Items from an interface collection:
═══
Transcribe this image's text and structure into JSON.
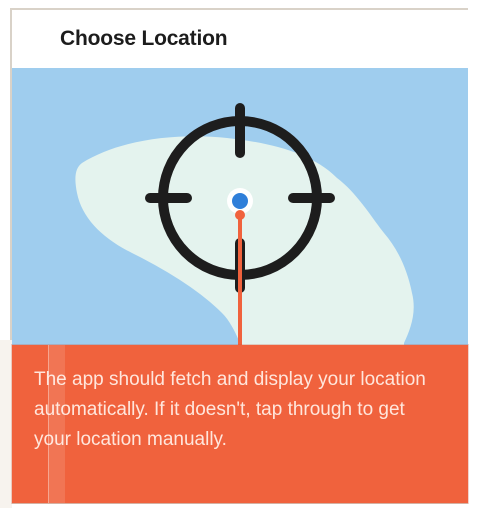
{
  "header": {
    "title": "Choose Location"
  },
  "map": {
    "water_color": "#9fcdee",
    "land_color": "#e4f3ee",
    "crosshair_icon": "crosshair-target-icon",
    "pin_color": "#2f7fd9",
    "pin_line_color": "#f0623d"
  },
  "callout": {
    "text": "The app should fetch and display your location automatically. If it doesn't, tap through to get your location manually.",
    "background": "#f0623d"
  }
}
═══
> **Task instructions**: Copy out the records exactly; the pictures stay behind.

> **Solution to this task**:
Transcribe this image's text and structure into JSON.
{
  "header": {
    "title": "Choose Location"
  },
  "map": {
    "water_color": "#9fcdee",
    "land_color": "#e4f3ee",
    "crosshair_icon": "crosshair-target-icon",
    "pin_color": "#2f7fd9",
    "pin_line_color": "#f0623d"
  },
  "callout": {
    "text": "The app should fetch and display your location automatically. If it doesn't, tap through to get your location manually.",
    "background": "#f0623d"
  }
}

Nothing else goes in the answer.